Mahatma Gandhi has been one of the greatest heroes in the practice of spirituality in Indian history – a spirituality that is dynamic to facilitate facing injustice, fear and violence with fairness, honesty, loving-kindness, self-control, courage and non-violence.
Popularly known as
Bapu, his amiable and religious mother Putlibai and his equally devout nurse Rambha were key religious influences around young Gandhi. He was also greatly enthused by noted Jain philosopher and scholar, Shrimad Rajchandra. The scholar is known for his philosophical thoughts on Jainism and as a spiritual leader of Gandhi. Reading the Bhagavad-Gita, one of the world’s greatest scriptures, messages like “Love thy enemy” and “turn the other cheek” from Jesus in the New Testament, along with Tolstoy’s non-fiction, The Kingdom of God is Within You, and Henry David Thoreau’s essay Civil Disobedience, encouraged Gandhi to initiate a non-violent movement against the pitiless government of South Africa and the then prevalent racism and ethnic injustice being done against the dark-skinned people.

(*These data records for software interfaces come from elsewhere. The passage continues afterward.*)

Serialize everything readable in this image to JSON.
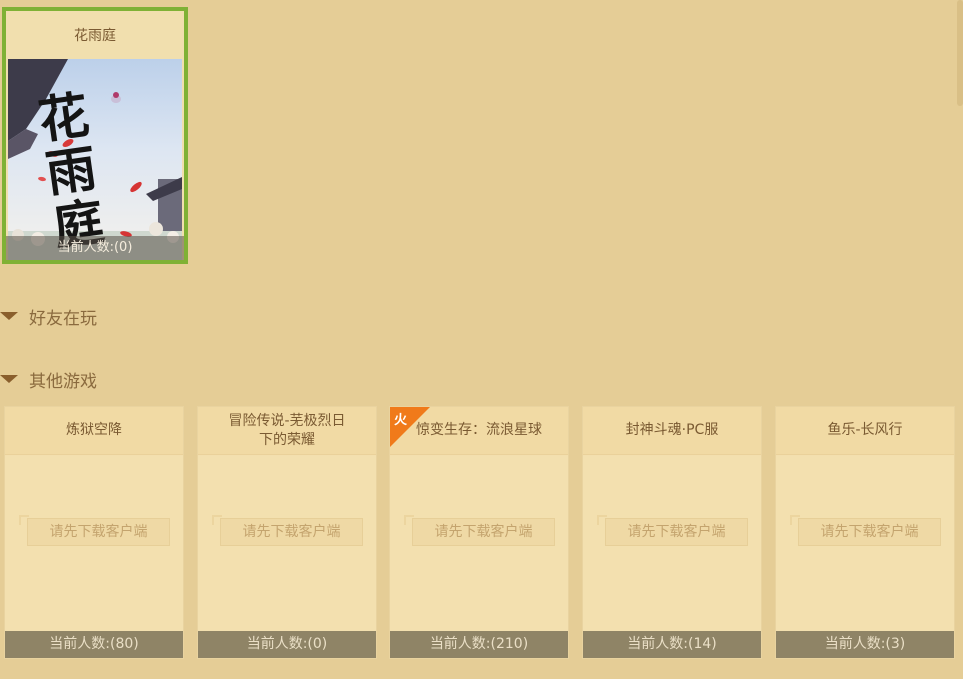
{
  "featured": {
    "title": "花雨庭",
    "count": "当前人数:(0)",
    "image_calligraphy": "花雨庭"
  },
  "sections": {
    "friends": "好友在玩",
    "others": "其他游戏"
  },
  "games": [
    {
      "title": "炼狱空降",
      "download": "请先下载客户端",
      "count": "当前人数:(80)",
      "hot": false
    },
    {
      "title": "冒险传说-芜极烈日下的荣耀",
      "download": "请先下载客户端",
      "count": "当前人数:(0)",
      "hot": false
    },
    {
      "title": "惊变生存：流浪星球",
      "download": "请先下载客户端",
      "count": "当前人数:(210)",
      "hot": true,
      "hot_label": "火"
    },
    {
      "title": "封神斗魂·PC服",
      "download": "请先下载客户端",
      "count": "当前人数:(14)",
      "hot": false
    },
    {
      "title": "鱼乐-长风行",
      "download": "请先下载客户端",
      "count": "当前人数:(3)",
      "hot": false
    }
  ],
  "colors": {
    "background": "#e5cd96",
    "selected_border": "#7fb135",
    "hot_badge": "#f07a1a",
    "count_bar": "#8f8466"
  }
}
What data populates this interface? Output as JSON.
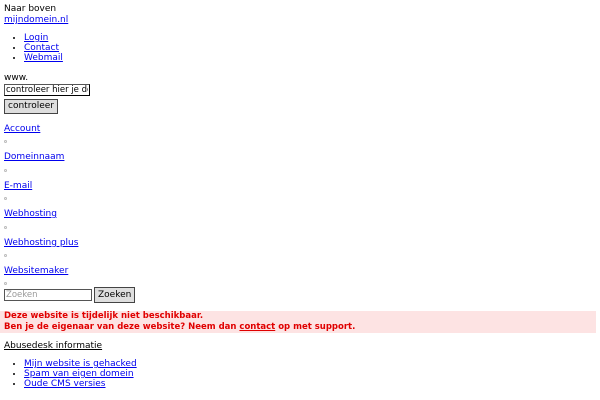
{
  "top": {
    "naar_boven": "Naar boven",
    "site_link": "mijndomein.nl"
  },
  "toplinks": [
    {
      "label": "Login"
    },
    {
      "label": "Contact"
    },
    {
      "label": "Webmail"
    }
  ],
  "domain_check": {
    "prefix": "www.",
    "input_value": "controleer hier je domein",
    "button_label": "controleer"
  },
  "nav": [
    {
      "label": "Account"
    },
    {
      "label": "Domeinnaam"
    },
    {
      "label": "E-mail"
    },
    {
      "label": "Webhosting"
    },
    {
      "label": "Webhosting plus"
    },
    {
      "label": "Websitemaker"
    }
  ],
  "search": {
    "placeholder": "Zoeken",
    "button_label": "Zoeken"
  },
  "notice": {
    "line1": "Deze website is tijdelijk niet beschikbaar.",
    "line2_before": "Ben je de eigenaar van deze website? Neem dan ",
    "line2_link": "contact",
    "line2_after": " op met support.",
    "color": "#e00000",
    "background": "#fde3e3"
  },
  "abuse": {
    "title": "Abusedesk informatie",
    "items": [
      {
        "label": "Mijn website is gehacked"
      },
      {
        "label": "Spam van eigen domein"
      },
      {
        "label": "Oude CMS versies"
      }
    ]
  }
}
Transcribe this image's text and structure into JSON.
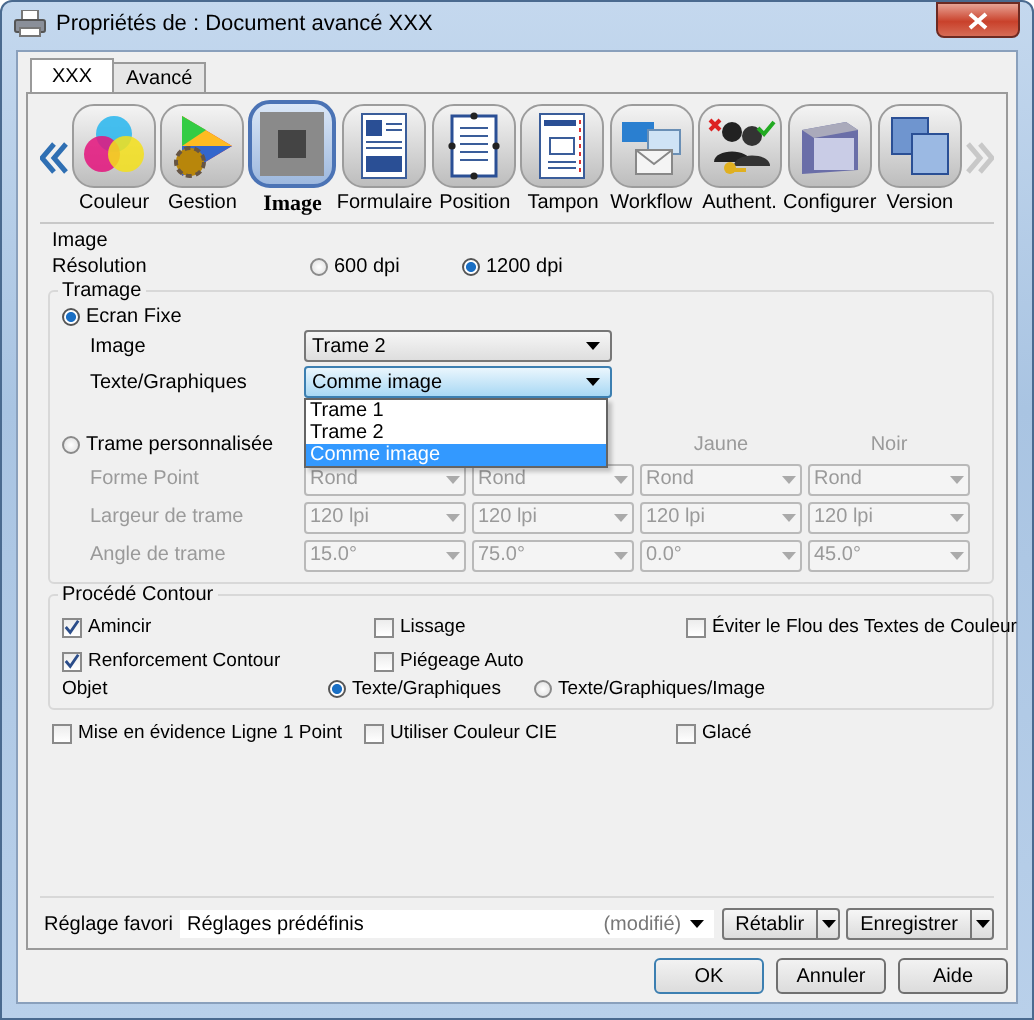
{
  "window": {
    "title": "Propriétés de : Document avancé XXX"
  },
  "tabs": [
    {
      "label": "XXX",
      "selected": true
    },
    {
      "label": "Avancé",
      "selected": false
    }
  ],
  "toolbar": {
    "items": [
      {
        "label": "Couleur",
        "kind": "color",
        "selected": false
      },
      {
        "label": "Gestion",
        "kind": "gamut",
        "selected": false
      },
      {
        "label": "Image",
        "kind": "image",
        "selected": true
      },
      {
        "label": "Formulaire",
        "kind": "form",
        "selected": false
      },
      {
        "label": "Position",
        "kind": "position",
        "selected": false
      },
      {
        "label": "Tampon",
        "kind": "stamp",
        "selected": false
      },
      {
        "label": "Workflow",
        "kind": "workflow",
        "selected": false
      },
      {
        "label": "Authent.",
        "kind": "auth",
        "selected": false
      },
      {
        "label": "Configurer",
        "kind": "config",
        "selected": false
      },
      {
        "label": "Version",
        "kind": "version",
        "selected": false
      }
    ]
  },
  "image_group": {
    "title": "Image",
    "resolution": {
      "label": "Résolution",
      "options": [
        {
          "label": "600 dpi",
          "selected": false
        },
        {
          "label": "1200 dpi",
          "selected": true
        }
      ]
    }
  },
  "tramage": {
    "title": "Tramage",
    "fixed": {
      "label": "Ecran Fixe",
      "selected": true,
      "fields": [
        {
          "label": "Image",
          "value": "Trame 2",
          "open": false
        },
        {
          "label": "Texte/Graphiques",
          "value": "Comme image",
          "open": true,
          "options": [
            {
              "label": "Trame 1",
              "selected": false
            },
            {
              "label": "Trame 2",
              "selected": false
            },
            {
              "label": "Comme image",
              "selected": true
            }
          ]
        }
      ]
    },
    "custom": {
      "label": "Trame personnalisée",
      "selected": false,
      "disabled": true,
      "columns": [
        "Jaune",
        "Noir"
      ],
      "rows": [
        {
          "label": "Forme Point",
          "values": [
            "Rond",
            "Rond",
            "Rond",
            "Rond"
          ]
        },
        {
          "label": "Largeur de trame",
          "values": [
            "120 lpi",
            "120 lpi",
            "120 lpi",
            "120 lpi"
          ]
        },
        {
          "label": "Angle de trame",
          "values": [
            "15.0°",
            "75.0°",
            "0.0°",
            "45.0°"
          ]
        }
      ]
    }
  },
  "contour": {
    "title": "Procédé Contour",
    "checks": [
      {
        "label": "Amincir",
        "checked": true
      },
      {
        "label": "Lissage",
        "checked": false
      },
      {
        "label": "Éviter le Flou des Textes de Couleur",
        "checked": false
      },
      {
        "label": "Renforcement Contour",
        "checked": true
      },
      {
        "label": "Piégeage Auto",
        "checked": false
      }
    ],
    "object": {
      "label": "Objet",
      "options": [
        {
          "label": "Texte/Graphiques",
          "selected": true
        },
        {
          "label": "Texte/Graphiques/Image",
          "selected": false
        }
      ]
    }
  },
  "extras": [
    {
      "label": "Mise en évidence Ligne 1 Point",
      "checked": false
    },
    {
      "label": "Utiliser Couleur CIE",
      "checked": false
    },
    {
      "label": "Glacé",
      "checked": false
    }
  ],
  "favorite": {
    "label": "Réglage favori",
    "value": "Réglages prédéfinis",
    "note": "(modifié)",
    "buttons": [
      "Rétablir",
      "Enregistrer"
    ]
  },
  "buttons": [
    "OK",
    "Annuler",
    "Aide"
  ]
}
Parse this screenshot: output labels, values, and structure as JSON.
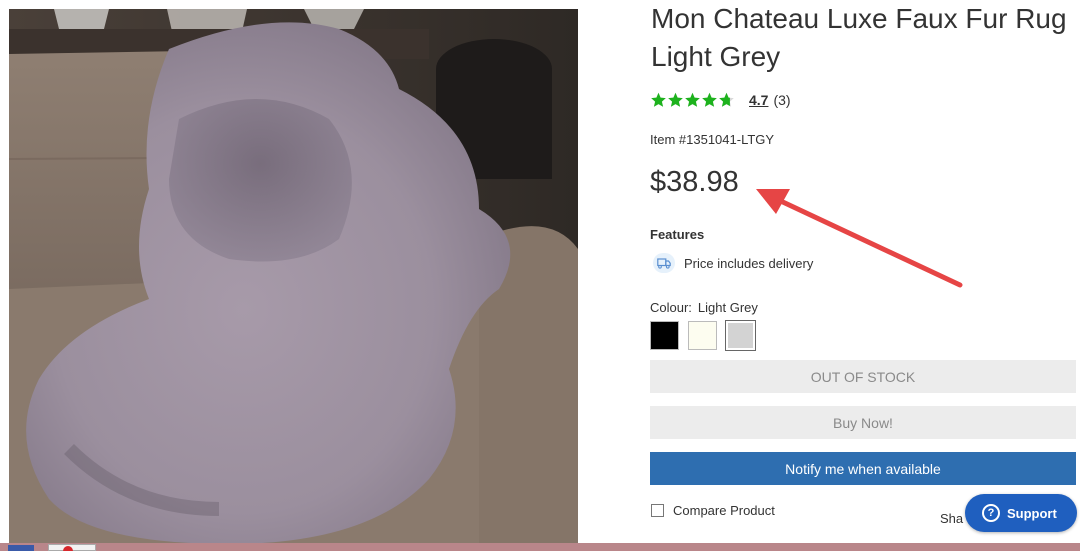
{
  "product": {
    "title": "Mon Chateau Luxe Faux Fur Rug Light Grey",
    "rating_value": "4.7",
    "rating_count": "(3)",
    "rating_stars": 4.7,
    "item_number": "Item #1351041-LTGY",
    "price": "$38.98"
  },
  "features": {
    "heading": "Features",
    "items": [
      {
        "icon": "truck-icon",
        "text": "Price includes delivery"
      }
    ]
  },
  "colour": {
    "label": "Colour:",
    "selected": "Light Grey",
    "swatches": [
      {
        "name": "Black",
        "color": "#000000"
      },
      {
        "name": "Cream",
        "color": "#fdfdf0"
      },
      {
        "name": "Light Grey",
        "color": "#d3d3d3"
      }
    ]
  },
  "actions": {
    "out_of_stock": "OUT OF STOCK",
    "buy_now": "Buy Now!",
    "notify": "Notify me when available",
    "compare": "Compare Product",
    "share": "Sha"
  },
  "support": {
    "label": "Support",
    "icon": "help-circle-icon"
  },
  "colors": {
    "primary_button": "#2e6eb0",
    "star_green": "#1db21d",
    "annotation_arrow": "#e64545",
    "support_bubble": "#1f5fbf"
  }
}
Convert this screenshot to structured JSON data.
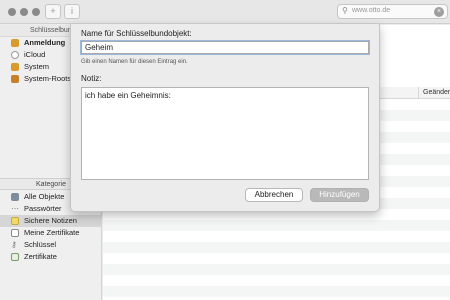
{
  "toolbar": {
    "search_value": "www.otto.de",
    "add_icon": "plus-icon",
    "info_icon": "info-icon"
  },
  "sidebar": {
    "header": "Schlüsselbund",
    "keychains": [
      {
        "label": "Anmeldung",
        "icon": "keychain-lock-icon",
        "color": "#d89b2b"
      },
      {
        "label": "iCloud",
        "icon": "cloud-icon",
        "color": "#ffffff"
      },
      {
        "label": "System",
        "icon": "keychain-lock-icon",
        "color": "#d89b2b"
      },
      {
        "label": "System-Roots",
        "icon": "keychain-lock-icon",
        "color": "#c97f2a"
      }
    ],
    "category_header": "Kategorie",
    "categories": [
      {
        "label": "Alle Objekte",
        "icon": "all-items-icon"
      },
      {
        "label": "Passwörter",
        "icon": "password-icon"
      },
      {
        "label": "Sichere Notizen",
        "icon": "secure-note-icon"
      },
      {
        "label": "Meine Zertifikate",
        "icon": "certificate-icon"
      },
      {
        "label": "Schlüssel",
        "icon": "key-icon"
      },
      {
        "label": "Zertifikate",
        "icon": "certificate-icon"
      }
    ]
  },
  "list": {
    "column_changed": "Geändert"
  },
  "dialog": {
    "name_label": "Name für Schlüsselbundobjekt:",
    "name_value": "Geheim",
    "name_hint": "Gib einen Namen für diesen Eintrag ein.",
    "note_label": "Notiz:",
    "note_value": "ich habe ein Geheimnis:",
    "cancel_label": "Abbrechen",
    "add_label": "Hinzufügen"
  }
}
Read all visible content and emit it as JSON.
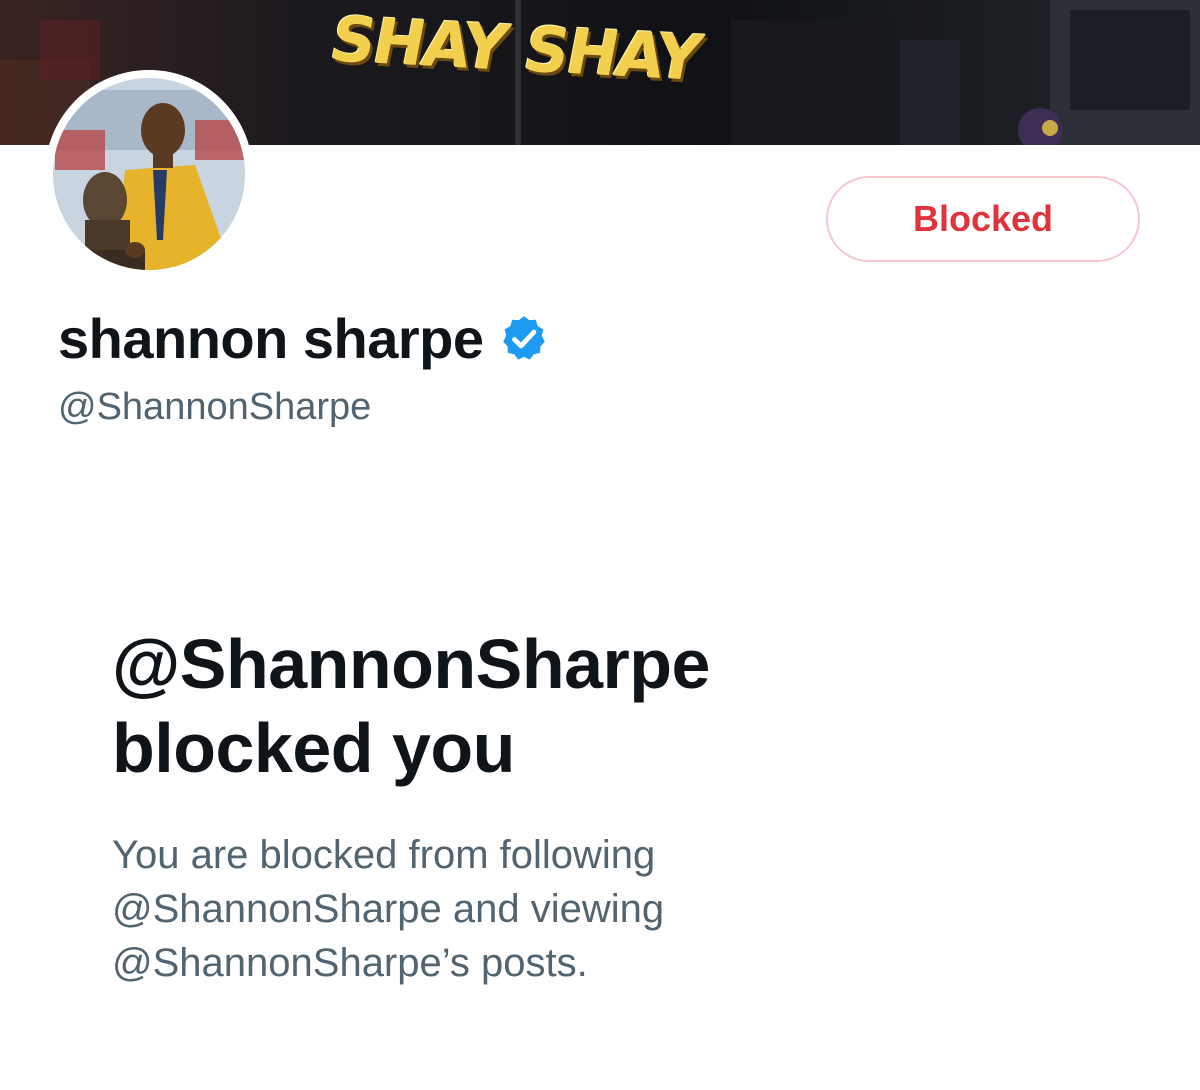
{
  "banner": {
    "text": "SHAY SHAY"
  },
  "profile": {
    "display_name": "shannon sharpe",
    "handle": "@ShannonSharpe",
    "verified_icon": "verified-badge-icon"
  },
  "actions": {
    "block_button_label": "Blocked"
  },
  "block_notice": {
    "title_line1": "@ShannonSharpe",
    "title_line2": "blocked you",
    "description_line1": "You are blocked from following",
    "description_line2": "@ShannonSharpe and viewing",
    "description_line3": "@ShannonSharpe’s posts."
  },
  "colors": {
    "blocked_red": "#e0333c",
    "blocked_border": "#f6c8cc",
    "verified_blue": "#1d9bf0",
    "secondary_text": "#536471",
    "primary_text": "#0f1419"
  }
}
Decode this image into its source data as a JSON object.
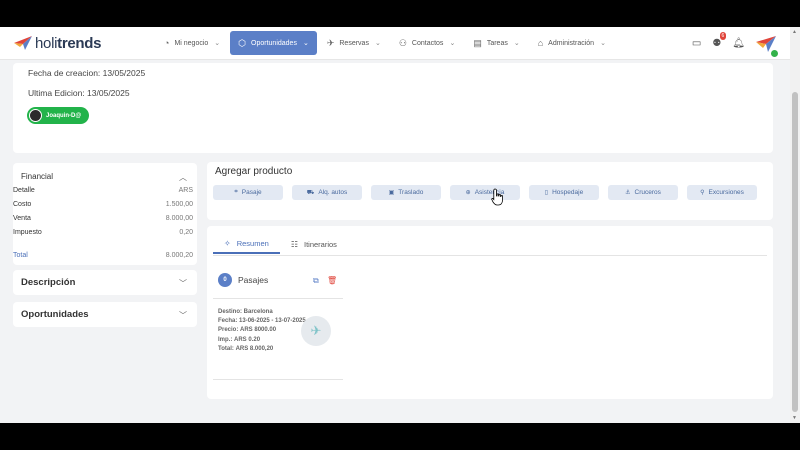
{
  "brand": {
    "name_light": "holi",
    "name_bold": "trends"
  },
  "nav": [
    {
      "label": "Mi negocio",
      "icon": "chart-pie-icon"
    },
    {
      "label": "Oportunidades",
      "icon": "cube-icon",
      "active": true
    },
    {
      "label": "Reservas",
      "icon": "plane-icon"
    },
    {
      "label": "Contactos",
      "icon": "users-icon"
    },
    {
      "label": "Tareas",
      "icon": "clipboard-icon"
    },
    {
      "label": "Administración",
      "icon": "bank-icon"
    }
  ],
  "top_icons": {
    "notifications_count": "6"
  },
  "info": {
    "created": "Fecha de creacion: 13/05/2025",
    "edited": "Ultima Edicion: 13/05/2025",
    "user": "Joaquin-D@"
  },
  "financial": {
    "title": "Financial",
    "rows": [
      {
        "label": "Detalle",
        "value": "ARS"
      },
      {
        "label": "Costo",
        "value": "1.500,00"
      },
      {
        "label": "Venta",
        "value": "8.000,00"
      },
      {
        "label": "Impuesto",
        "value": "0,20"
      }
    ],
    "total_label": "Total",
    "total_value": "8.000,20"
  },
  "panels": {
    "description": "Descripción",
    "opportunities": "Oportunidades"
  },
  "add_product": {
    "title": "Agregar producto",
    "buttons": [
      "Pasaje",
      "Alq. autos",
      "Traslado",
      "Asistencia",
      "Hospedaje",
      "Cruceros",
      "Excursiones"
    ]
  },
  "tabs": [
    "Resumen",
    "Itinerarios"
  ],
  "pasajes": {
    "count": "0",
    "title": "Pasajes",
    "lines": [
      {
        "label": "Destino:",
        "value": "Barcelona"
      },
      {
        "label": "Fecha:",
        "value": "13-06-2025 - 13-07-2025"
      },
      {
        "label": "Precio:",
        "value": "ARS 8000.00"
      },
      {
        "label": "Imp.:",
        "value": "ARS 0.20"
      },
      {
        "label": "Total:",
        "value": "ARS 8.000,20"
      }
    ]
  },
  "colors": {
    "accent": "#5b7fc7",
    "success": "#22b34a",
    "danger": "#e0443a"
  }
}
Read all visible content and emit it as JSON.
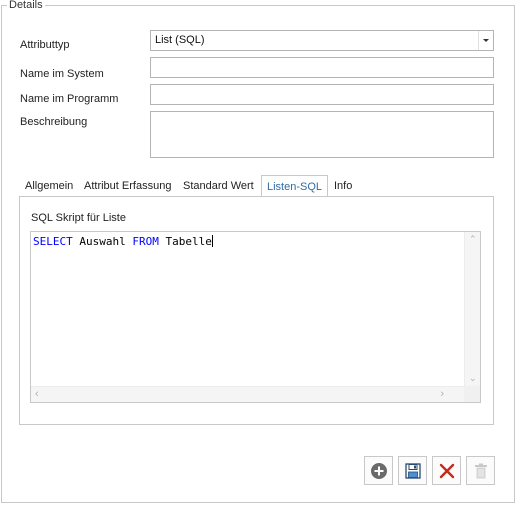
{
  "group": {
    "title": "Details"
  },
  "form": {
    "attributtyp": {
      "label": "Attributtyp",
      "value": "List (SQL)"
    },
    "name_system": {
      "label": "Name im System",
      "value": ""
    },
    "name_programm": {
      "label": "Name im Programm",
      "value": ""
    },
    "beschreibung": {
      "label": "Beschreibung",
      "value": ""
    }
  },
  "tabs": [
    {
      "label": "Allgemein"
    },
    {
      "label": "Attribut Erfassung"
    },
    {
      "label": "Standard Wert"
    },
    {
      "label": "Listen-SQL",
      "active": true
    },
    {
      "label": "Info"
    }
  ],
  "panel": {
    "label": "SQL Skript für Liste",
    "code": {
      "kw1": "SELECT",
      "t1": " Auswahl ",
      "kw2": "FROM",
      "t2": " Tabelle"
    }
  },
  "toolbar": {
    "add": {
      "icon": "plus-circle-icon"
    },
    "save": {
      "icon": "floppy-disk-icon"
    },
    "cancel": {
      "icon": "red-x-icon",
      "color": "#c42b1c"
    },
    "delete": {
      "icon": "trash-icon",
      "enabled": false
    }
  },
  "colors": {
    "accent": "#2e6da4",
    "keyword": "#0000ff",
    "border": "#c8c8c8"
  }
}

Tolstoy’s book, A Letter to a Hindu, had a profound effect on Gandhi and his organisation. Non-violence that drew the concept that simply by showing love as a weapon of choice could Indians bring down a mighty colonial British Empire. Later, Gandhi sent a letter to Tolstoy looking for approval to re-publish A Letter to a Hindu in Gujarati. Tolstoy approved the request and the two were in regular touch until the former’s death in 1910. Gandhi rejected the award of Nobel Peace Prize several times since being recommended for the first time in 1937. The Nobel Peace Prize was awarded to no one in the year 1948 as the Nobel committee had intended to award the prize to Gandhi who was assassinated in that year.
Gandhi’s central part to spirituality was his conviction in the power of non-violence and he proved that this is can’t be compromised on.
We miss you, Bapu.